Would you repeat, exactly as given, the line with "Read all visible content and emit it as JSON." and every line after it to the end of the entries?
..........
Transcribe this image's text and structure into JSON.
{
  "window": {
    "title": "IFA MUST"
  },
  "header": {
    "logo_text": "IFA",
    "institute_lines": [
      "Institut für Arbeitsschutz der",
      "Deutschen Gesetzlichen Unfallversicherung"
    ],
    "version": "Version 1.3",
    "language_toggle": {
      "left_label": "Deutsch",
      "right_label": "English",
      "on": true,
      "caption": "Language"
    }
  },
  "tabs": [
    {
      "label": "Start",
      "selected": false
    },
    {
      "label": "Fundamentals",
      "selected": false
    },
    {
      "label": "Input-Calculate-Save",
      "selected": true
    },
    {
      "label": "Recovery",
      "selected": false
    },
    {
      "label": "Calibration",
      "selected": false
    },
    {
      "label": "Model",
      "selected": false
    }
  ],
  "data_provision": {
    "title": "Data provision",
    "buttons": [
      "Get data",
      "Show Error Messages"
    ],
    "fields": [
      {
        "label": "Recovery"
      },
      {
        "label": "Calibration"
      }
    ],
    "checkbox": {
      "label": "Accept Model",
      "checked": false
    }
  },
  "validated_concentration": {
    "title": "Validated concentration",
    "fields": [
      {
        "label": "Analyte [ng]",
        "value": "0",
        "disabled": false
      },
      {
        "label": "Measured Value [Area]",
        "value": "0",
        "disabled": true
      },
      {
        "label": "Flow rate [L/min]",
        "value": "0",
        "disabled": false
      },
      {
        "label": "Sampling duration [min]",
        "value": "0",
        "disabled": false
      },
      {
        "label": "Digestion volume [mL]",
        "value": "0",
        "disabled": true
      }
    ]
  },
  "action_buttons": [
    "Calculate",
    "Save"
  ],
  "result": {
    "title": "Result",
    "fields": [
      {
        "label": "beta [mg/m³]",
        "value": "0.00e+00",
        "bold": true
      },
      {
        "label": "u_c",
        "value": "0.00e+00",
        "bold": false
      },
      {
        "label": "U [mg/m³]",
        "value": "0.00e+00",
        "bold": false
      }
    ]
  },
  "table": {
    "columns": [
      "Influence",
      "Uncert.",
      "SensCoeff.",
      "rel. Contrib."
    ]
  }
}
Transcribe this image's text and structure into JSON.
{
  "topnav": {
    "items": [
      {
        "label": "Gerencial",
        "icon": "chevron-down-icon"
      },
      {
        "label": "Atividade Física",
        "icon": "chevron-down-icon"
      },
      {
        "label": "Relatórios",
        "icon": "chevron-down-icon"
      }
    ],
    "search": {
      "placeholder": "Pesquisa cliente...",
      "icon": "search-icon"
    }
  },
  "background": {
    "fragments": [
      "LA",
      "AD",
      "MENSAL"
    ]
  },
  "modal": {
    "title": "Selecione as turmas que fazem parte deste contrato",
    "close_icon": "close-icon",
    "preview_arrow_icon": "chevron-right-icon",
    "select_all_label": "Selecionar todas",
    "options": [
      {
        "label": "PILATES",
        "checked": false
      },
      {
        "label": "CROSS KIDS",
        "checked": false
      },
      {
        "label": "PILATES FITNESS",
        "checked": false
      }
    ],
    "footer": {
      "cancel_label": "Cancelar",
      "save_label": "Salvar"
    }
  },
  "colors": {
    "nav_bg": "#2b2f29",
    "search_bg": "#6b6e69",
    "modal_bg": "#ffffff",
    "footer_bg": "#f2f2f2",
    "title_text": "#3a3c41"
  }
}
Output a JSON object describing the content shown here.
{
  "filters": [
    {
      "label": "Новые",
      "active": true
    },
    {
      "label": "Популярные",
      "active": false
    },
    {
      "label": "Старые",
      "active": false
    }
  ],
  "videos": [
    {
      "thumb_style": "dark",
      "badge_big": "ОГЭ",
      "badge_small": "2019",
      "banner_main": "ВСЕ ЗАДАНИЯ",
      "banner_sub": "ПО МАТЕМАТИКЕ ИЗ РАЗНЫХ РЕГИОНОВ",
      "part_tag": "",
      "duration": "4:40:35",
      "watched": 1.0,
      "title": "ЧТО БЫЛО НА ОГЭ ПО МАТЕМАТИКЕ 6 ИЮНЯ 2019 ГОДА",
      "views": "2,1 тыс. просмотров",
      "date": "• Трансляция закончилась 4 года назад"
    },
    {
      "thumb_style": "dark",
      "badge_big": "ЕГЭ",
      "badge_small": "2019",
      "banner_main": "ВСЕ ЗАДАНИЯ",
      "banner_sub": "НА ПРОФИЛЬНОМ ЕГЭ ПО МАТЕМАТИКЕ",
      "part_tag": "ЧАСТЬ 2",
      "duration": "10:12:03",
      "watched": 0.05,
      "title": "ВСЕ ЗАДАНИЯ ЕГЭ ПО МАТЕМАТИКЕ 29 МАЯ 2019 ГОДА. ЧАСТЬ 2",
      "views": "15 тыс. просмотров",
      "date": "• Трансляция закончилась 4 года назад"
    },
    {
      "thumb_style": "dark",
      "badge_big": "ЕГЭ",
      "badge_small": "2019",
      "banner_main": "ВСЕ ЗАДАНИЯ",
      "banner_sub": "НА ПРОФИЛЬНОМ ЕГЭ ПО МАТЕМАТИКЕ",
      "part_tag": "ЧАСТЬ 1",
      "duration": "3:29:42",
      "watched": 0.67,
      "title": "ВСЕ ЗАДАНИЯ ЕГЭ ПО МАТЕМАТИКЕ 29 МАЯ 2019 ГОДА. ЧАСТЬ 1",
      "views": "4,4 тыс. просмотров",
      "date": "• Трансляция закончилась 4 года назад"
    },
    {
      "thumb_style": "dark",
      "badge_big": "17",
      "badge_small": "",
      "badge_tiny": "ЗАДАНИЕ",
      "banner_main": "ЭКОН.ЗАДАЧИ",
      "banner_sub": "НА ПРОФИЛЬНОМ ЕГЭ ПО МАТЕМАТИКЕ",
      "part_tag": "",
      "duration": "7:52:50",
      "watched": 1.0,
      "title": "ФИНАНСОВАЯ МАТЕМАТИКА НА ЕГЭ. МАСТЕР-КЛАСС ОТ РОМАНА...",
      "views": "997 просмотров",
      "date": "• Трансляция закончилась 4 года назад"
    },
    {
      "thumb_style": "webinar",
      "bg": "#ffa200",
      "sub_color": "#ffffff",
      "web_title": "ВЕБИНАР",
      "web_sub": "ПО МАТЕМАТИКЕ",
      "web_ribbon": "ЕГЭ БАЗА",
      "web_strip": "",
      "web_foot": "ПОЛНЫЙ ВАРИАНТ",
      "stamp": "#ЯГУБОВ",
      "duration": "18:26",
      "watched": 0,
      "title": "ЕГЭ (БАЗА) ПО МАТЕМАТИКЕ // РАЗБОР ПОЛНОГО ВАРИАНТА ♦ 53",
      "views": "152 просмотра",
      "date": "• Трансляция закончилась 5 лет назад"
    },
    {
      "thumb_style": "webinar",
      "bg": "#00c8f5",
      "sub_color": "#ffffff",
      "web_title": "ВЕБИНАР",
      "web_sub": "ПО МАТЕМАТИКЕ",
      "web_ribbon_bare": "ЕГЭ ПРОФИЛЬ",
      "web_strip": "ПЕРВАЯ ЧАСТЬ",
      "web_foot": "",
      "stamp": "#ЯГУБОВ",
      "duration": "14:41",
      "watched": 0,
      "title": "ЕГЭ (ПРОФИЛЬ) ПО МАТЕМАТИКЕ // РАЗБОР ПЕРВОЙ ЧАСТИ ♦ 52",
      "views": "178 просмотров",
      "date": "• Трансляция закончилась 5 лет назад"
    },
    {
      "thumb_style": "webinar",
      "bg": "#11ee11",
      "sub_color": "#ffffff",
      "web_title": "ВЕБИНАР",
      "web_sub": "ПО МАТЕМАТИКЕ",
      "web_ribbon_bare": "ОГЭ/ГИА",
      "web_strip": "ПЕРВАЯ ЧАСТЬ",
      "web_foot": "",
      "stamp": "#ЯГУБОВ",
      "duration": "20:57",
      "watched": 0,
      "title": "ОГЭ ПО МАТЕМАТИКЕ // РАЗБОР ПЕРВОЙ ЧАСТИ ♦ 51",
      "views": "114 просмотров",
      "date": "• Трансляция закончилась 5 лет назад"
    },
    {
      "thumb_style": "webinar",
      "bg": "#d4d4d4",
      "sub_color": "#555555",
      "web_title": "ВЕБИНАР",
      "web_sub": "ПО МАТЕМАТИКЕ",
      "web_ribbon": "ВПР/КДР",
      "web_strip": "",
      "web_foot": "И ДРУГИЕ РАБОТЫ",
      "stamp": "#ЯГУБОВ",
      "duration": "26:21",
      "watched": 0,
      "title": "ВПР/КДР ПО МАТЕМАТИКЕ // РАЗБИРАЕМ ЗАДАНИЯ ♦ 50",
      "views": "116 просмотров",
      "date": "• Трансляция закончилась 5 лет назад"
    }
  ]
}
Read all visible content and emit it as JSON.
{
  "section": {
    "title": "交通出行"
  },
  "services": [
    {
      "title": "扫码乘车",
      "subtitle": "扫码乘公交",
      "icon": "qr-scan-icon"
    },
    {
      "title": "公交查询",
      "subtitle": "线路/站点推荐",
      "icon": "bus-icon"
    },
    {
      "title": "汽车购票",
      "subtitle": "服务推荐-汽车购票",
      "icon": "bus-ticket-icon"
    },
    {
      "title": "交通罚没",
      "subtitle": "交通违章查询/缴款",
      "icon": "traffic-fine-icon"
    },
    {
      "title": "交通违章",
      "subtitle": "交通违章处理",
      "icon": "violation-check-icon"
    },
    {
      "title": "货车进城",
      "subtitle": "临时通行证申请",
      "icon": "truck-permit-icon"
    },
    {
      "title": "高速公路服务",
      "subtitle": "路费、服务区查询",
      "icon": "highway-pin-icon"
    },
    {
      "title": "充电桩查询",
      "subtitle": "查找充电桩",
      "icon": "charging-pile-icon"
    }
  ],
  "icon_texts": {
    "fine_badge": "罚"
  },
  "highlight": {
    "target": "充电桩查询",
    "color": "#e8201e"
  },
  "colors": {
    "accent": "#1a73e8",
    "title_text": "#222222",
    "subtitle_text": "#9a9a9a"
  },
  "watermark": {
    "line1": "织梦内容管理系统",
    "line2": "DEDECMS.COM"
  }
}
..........
- [RESPONSE TO THIS EXERCISE]:
Read all visible content and emit it as JSON.
{
  "section": {
    "title": "交通出行"
  },
  "services": [
    {
      "title": "扫码乘车",
      "subtitle": "扫码乘公交",
      "icon": "qr-scan-icon"
    },
    {
      "title": "公交查询",
      "subtitle": "线路/站点推荐",
      "icon": "bus-icon"
    },
    {
      "title": "汽车购票",
      "subtitle": "服务推荐-汽车购票",
      "icon": "bus-ticket-icon"
    },
    {
      "title": "交通罚没",
      "subtitle": "交通违章查询/缴款",
      "icon": "traffic-fine-icon"
    },
    {
      "title": "交通违章",
      "subtitle": "交通违章处理",
      "icon": "violation-check-icon"
    },
    {
      "title": "货车进城",
      "subtitle": "临时通行证申请",
      "icon": "truck-permit-icon"
    },
    {
      "title": "高速公路服务",
      "subtitle": "路费、服务区查询",
      "icon": "highway-pin-icon"
    },
    {
      "title": "充电桩查询",
      "subtitle": "查找充电桩",
      "icon": "charging-pile-icon"
    }
  ],
  "icon_texts": {
    "fine_badge": "罚"
  },
  "highlight": {
    "target": "充电桩查询",
    "color": "#e8201e"
  },
  "colors": {
    "accent": "#1a73e8",
    "title_text": "#222222",
    "subtitle_text": "#9a9a9a"
  },
  "watermark": {
    "line1": "织梦内容管理系统",
    "line2": "DEDECMS.COM"
  }
}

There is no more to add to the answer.